Copy each line of the entries beneath that contains the word "Rescue".

**Information:**
-- Opening Marker --

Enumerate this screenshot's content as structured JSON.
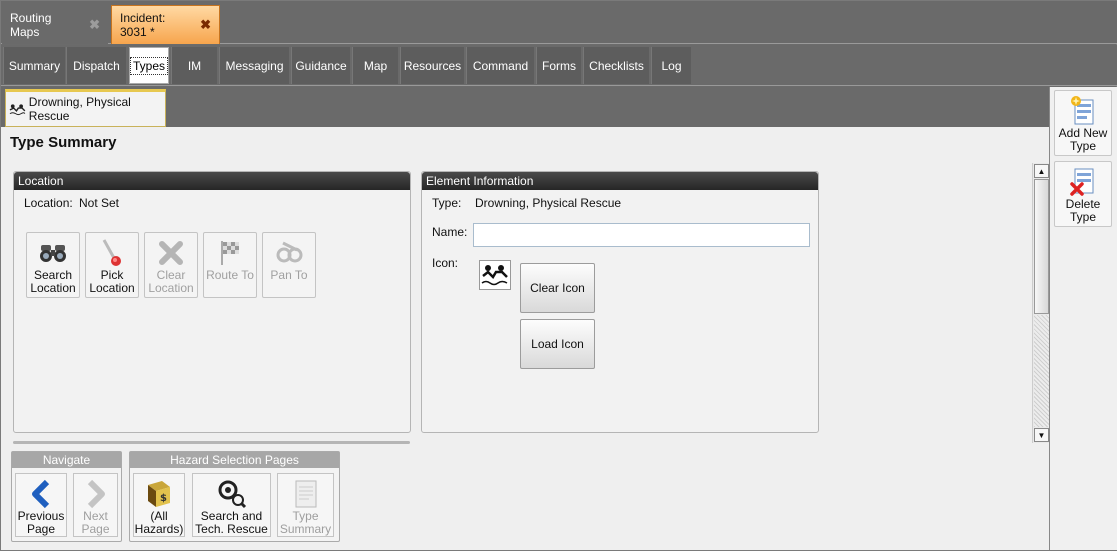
{
  "doc_tabs": [
    {
      "label": "Routing Maps",
      "close": "✖"
    },
    {
      "label": "Incident: 3031 *",
      "close": "✖"
    }
  ],
  "section_tabs": [
    "Summary",
    "Dispatch",
    "Types",
    "IM",
    "Messaging",
    "Guidance",
    "Map",
    "Resources",
    "Command",
    "Forms",
    "Checklists",
    "Log"
  ],
  "active_section": "Types",
  "type_tab": {
    "label": "Drowning, Physical Rescue",
    "icon": "swimmer-icon"
  },
  "page_title": "Type Summary",
  "location_panel": {
    "header": "Location",
    "location_label": "Location:",
    "location_value": "Not Set",
    "buttons": [
      {
        "line1": "Search",
        "line2": "Location",
        "icon": "binoculars-icon",
        "enabled": true
      },
      {
        "line1": "Pick",
        "line2": "Location",
        "icon": "pick-icon",
        "enabled": true
      },
      {
        "line1": "Clear",
        "line2": "Location",
        "icon": "clear-x-icon",
        "enabled": false
      },
      {
        "line1": "Route To",
        "line2": "",
        "icon": "checkered-flag-icon",
        "enabled": false
      },
      {
        "line1": "Pan To",
        "line2": "",
        "icon": "pan-icon",
        "enabled": false
      }
    ]
  },
  "element_panel": {
    "header": "Element Information",
    "type_label": "Type:",
    "type_value": "Drowning, Physical Rescue",
    "name_label": "Name:",
    "name_value": "",
    "icon_label": "Icon:",
    "clear_icon_button": "Clear Icon",
    "load_icon_button": "Load Icon"
  },
  "navigate_group": {
    "header": "Navigate",
    "previous": {
      "line1": "Previous",
      "line2": "Page"
    },
    "next": {
      "line1": "Next",
      "line2": "Page"
    }
  },
  "hazard_group": {
    "header": "Hazard Selection Pages",
    "all_hazards": {
      "line1": "(All",
      "line2": "Hazards)"
    },
    "search_tech": {
      "line1": "Search and",
      "line2": "Tech. Rescue"
    },
    "type_summary": {
      "line1": "Type",
      "line2": "Summary"
    }
  },
  "right_toolbar": {
    "add": {
      "line1": "Add New",
      "line2": "Type"
    },
    "delete": {
      "line1": "Delete",
      "line2": "Type"
    }
  },
  "colors": {
    "incident_tab": "#f7a54d",
    "panel_header": "#262626",
    "nav_arrow": "#1f5fbf"
  }
}
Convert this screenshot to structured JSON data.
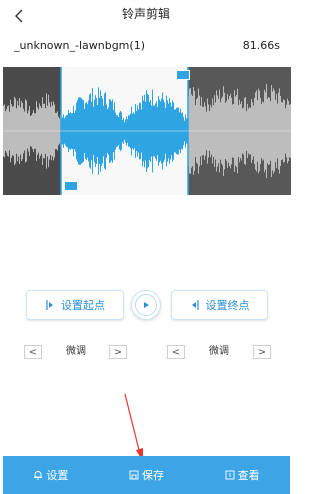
{
  "header": {
    "title": "铃声剪辑",
    "back_icon": "chevron-left-icon"
  },
  "file": {
    "name": "_unknown_-lawnbgm(1)",
    "duration": "81.66s"
  },
  "controls": {
    "set_start_label": "设置起点",
    "set_end_label": "设置终点",
    "fine_tune_start": {
      "prev": "<",
      "label": "微调",
      "next": ">"
    },
    "fine_tune_end": {
      "prev": "<",
      "label": "微调",
      "next": ">"
    }
  },
  "bottom_bar": {
    "tabs": [
      {
        "label": "设置",
        "icon": "bell-icon"
      },
      {
        "label": "保存",
        "icon": "save-icon"
      },
      {
        "label": "查看",
        "icon": "view-icon"
      }
    ]
  },
  "colors": {
    "accent": "#3da5e6",
    "wave_selected": "#2ea4e3",
    "wave_unselected": "#bdbdbd",
    "wave_bg": "#4b4b4b",
    "annotation_arrow": "#e53935"
  }
}
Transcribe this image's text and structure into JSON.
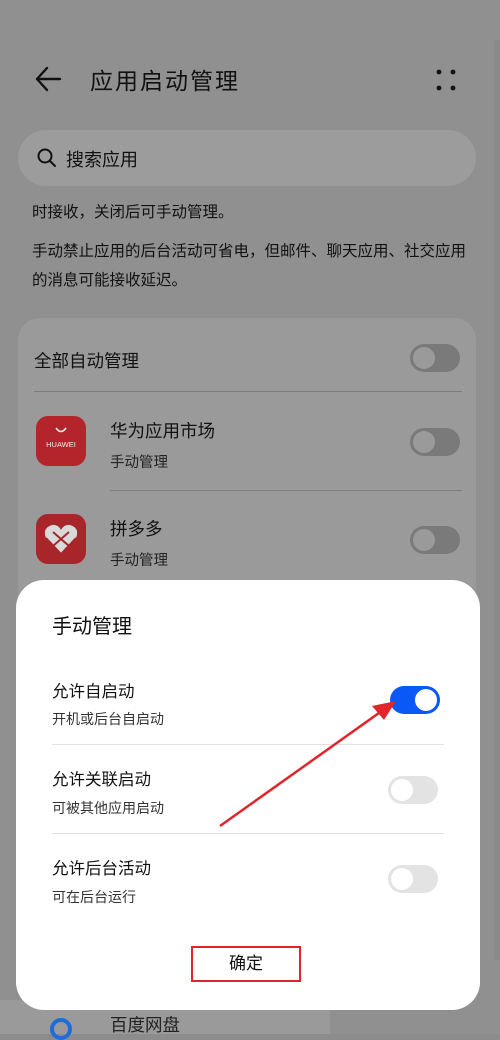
{
  "header": {
    "title": "应用启动管理"
  },
  "search": {
    "placeholder": "搜索应用"
  },
  "description": {
    "line1": "时接收，关闭后可手动管理。",
    "line2": "手动禁止应用的后台活动可省电，但邮件、聊天应用、社交应用的消息可能接收延迟。"
  },
  "list": {
    "all_auto": "全部自动管理",
    "apps": [
      {
        "name": "华为应用市场",
        "status": "手动管理",
        "icon_text": "HUAWEI"
      },
      {
        "name": "拼多多",
        "status": "手动管理"
      }
    ],
    "peek_app": "百度网盘"
  },
  "dialog": {
    "title": "手动管理",
    "options": [
      {
        "label": "允许自启动",
        "sub": "开机或后台自启动",
        "enabled": true
      },
      {
        "label": "允许关联启动",
        "sub": "可被其他应用启动",
        "enabled": false
      },
      {
        "label": "允许后台活动",
        "sub": "可在后台运行",
        "enabled": false
      }
    ],
    "confirm": "确定"
  },
  "colors": {
    "accent": "#0a59f7",
    "highlight": "#e0262a"
  }
}
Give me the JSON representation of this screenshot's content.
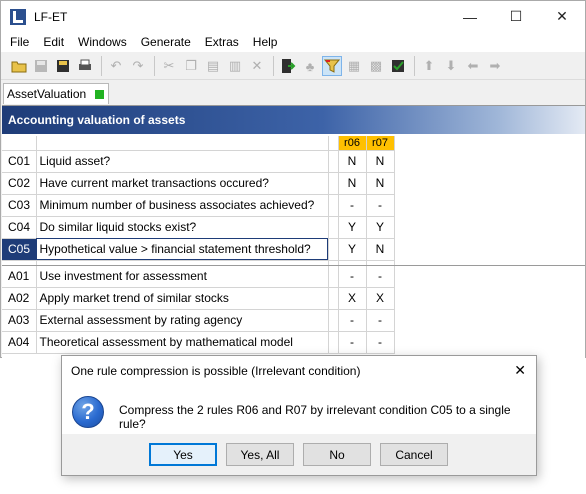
{
  "window": {
    "title": "LF-ET",
    "controls": {
      "minimize": "—",
      "maximize": "☐",
      "close": "✕"
    }
  },
  "menu": [
    {
      "key": "F",
      "rest": "ile"
    },
    {
      "key": "E",
      "rest": "dit"
    },
    {
      "key": "W",
      "rest": "indows"
    },
    {
      "key": "",
      "pre": "Generate",
      "rest": ""
    },
    {
      "key": "E",
      "pre": "",
      "rest": "xtras"
    },
    {
      "key": "H",
      "rest": "elp"
    }
  ],
  "menu_labels": [
    "File",
    "Edit",
    "Windows",
    "Generate",
    "Extras",
    "Help"
  ],
  "tab": {
    "label": "AssetValuation",
    "status_color": "#22b222"
  },
  "table": {
    "title": "Accounting valuation of assets",
    "rule_headers": [
      "r06",
      "r07"
    ],
    "conditions": [
      {
        "id": "C01",
        "text": "Liquid asset?",
        "r06": "N",
        "r07": "N"
      },
      {
        "id": "C02",
        "text": "Have current market transactions occured?",
        "r06": "N",
        "r07": "N"
      },
      {
        "id": "C03",
        "text": "Minimum number of business associates achieved?",
        "r06": "-",
        "r07": "-"
      },
      {
        "id": "C04",
        "text": "Do similar liquid stocks exist?",
        "r06": "Y",
        "r07": "Y"
      },
      {
        "id": "C05",
        "text": "Hypothetical value > financial statement threshold?",
        "r06": "Y",
        "r07": "N"
      }
    ],
    "actions": [
      {
        "id": "A01",
        "text": "Use investment for assessment",
        "r06": "-",
        "r07": "-"
      },
      {
        "id": "A02",
        "text": "Apply market trend of similar stocks",
        "r06": "X",
        "r07": "X"
      },
      {
        "id": "A03",
        "text": "External assessment by rating agency",
        "r06": "-",
        "r07": "-"
      },
      {
        "id": "A04",
        "text": "Theoretical assessment by mathematical model",
        "r06": "-",
        "r07": "-"
      }
    ]
  },
  "dialog": {
    "title": "One rule compression is possible (Irrelevant condition)",
    "message": "Compress the 2 rules R06 and R07 by irrelevant condition C05 to a single rule?",
    "buttons": {
      "yes": "Yes",
      "yes_all": "Yes, All",
      "no": "No",
      "cancel": "Cancel"
    }
  },
  "colors": {
    "header_start": "#1e3c78",
    "rule_header": "#ffc000",
    "selected_row": "#1e3c78"
  }
}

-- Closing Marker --

**Result of the exercise:**
    "label": "Drowning, Physical Rescue",
    "type_value": "Drowning, Physical Rescue",
      "line2": "Tech. Rescue"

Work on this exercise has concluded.